About Marina Randall

marina on the wheel

My roots are in Africa. I grew up in the Western Cape and spent my childhood among a wonderful proliferation of plants and animals which inhabit an amazingly diverse landscape, from the rugged bays of the coast to the rolling hills of the winelands, all presided over by the imposing presence of Table Mountain. Not surprising, then, that a love of nature and natural forms inspires my work.

My father was a painter and my mother was a photographer and potter. They both loved nature and I have fond memories of early morning expeditions to the beach to collect nautilus shells fresh from the sea. I first worked as a graphic artist in Cape Town but I was lucky enough to have the opportunity to travel extensively  through southern Africa and to learn the skills of the safari guide.
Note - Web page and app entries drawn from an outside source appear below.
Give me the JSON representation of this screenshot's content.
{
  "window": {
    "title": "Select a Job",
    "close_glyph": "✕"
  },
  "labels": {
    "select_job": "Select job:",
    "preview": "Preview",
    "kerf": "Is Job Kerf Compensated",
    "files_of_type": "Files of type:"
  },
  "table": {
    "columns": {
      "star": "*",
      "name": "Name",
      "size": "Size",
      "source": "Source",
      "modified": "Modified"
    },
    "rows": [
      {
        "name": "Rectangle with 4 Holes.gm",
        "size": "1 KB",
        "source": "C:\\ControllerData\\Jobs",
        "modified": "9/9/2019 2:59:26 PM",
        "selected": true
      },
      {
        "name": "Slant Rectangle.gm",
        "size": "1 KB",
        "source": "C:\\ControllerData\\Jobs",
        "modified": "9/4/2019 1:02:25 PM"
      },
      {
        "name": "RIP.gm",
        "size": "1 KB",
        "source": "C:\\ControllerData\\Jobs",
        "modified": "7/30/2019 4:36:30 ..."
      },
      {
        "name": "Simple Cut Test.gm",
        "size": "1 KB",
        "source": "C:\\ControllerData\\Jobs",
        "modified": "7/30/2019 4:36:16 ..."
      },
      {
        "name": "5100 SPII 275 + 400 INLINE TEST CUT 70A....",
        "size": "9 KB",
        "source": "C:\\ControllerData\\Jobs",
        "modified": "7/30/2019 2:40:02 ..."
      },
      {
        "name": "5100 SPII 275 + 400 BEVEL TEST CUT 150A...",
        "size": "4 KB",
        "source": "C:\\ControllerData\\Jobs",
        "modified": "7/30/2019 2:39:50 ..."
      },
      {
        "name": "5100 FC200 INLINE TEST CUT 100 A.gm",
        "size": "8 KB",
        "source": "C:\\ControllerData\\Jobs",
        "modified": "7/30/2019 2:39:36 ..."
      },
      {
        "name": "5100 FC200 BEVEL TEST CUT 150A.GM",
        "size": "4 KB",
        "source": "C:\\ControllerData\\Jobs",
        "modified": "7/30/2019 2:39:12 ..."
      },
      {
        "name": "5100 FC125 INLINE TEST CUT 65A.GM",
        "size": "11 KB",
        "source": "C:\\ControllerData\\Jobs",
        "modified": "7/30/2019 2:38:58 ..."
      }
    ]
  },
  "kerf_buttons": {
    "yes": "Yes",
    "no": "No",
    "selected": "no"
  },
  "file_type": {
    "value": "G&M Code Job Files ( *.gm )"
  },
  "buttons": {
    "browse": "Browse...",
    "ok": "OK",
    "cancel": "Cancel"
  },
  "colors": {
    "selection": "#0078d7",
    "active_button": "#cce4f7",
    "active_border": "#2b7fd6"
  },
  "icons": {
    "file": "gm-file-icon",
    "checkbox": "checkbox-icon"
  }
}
I raised my family in England but never lost my love of the outdoors and of nature. I am fortunate to live in the Surrey Hills – said to be the most wooded part of Britain – where the landscape changes continually as the seasons progress, and I frequently come home from walking the dogs, laden with flowers, plants and leaves for use in my studio.

In my early work, I explored traditional African techniques, hand-coiling clay pots, burnishing with pebbles, then pit-firing them using organic materials to achieve serendipitous textures and earthy colours. I continued the African theme when I studied for my MA at UCA, using traditional sawdust firing where the pot surface captures the magical smoke patterns.


After my MA, I changed direction to explore imprinting techniques and extend my abilities with lustres, oxides and translucent glazes, and also developed a method of transforming individual leaves into porcelain.

Nature does not draw straight lines and is rarely symmetrical, so my work is generally quite organic and always hand-crafted, each piece unique in its own way. I particularly love combining clay – that comes from the earth – with plants that grow out of the earth to produce something that captures the qualities of both and transfers the transient structures of the plants into lasting impressions and permanent shapes.

My love of the part of the southern African coast known as Wilderness inspires many of the slip-decorated pots I produce. This has led me to develop vessels with semi-abstract landscape designs.

My work is always changing; exploring different styles and techniques is part of the immense joy I get from working with clay.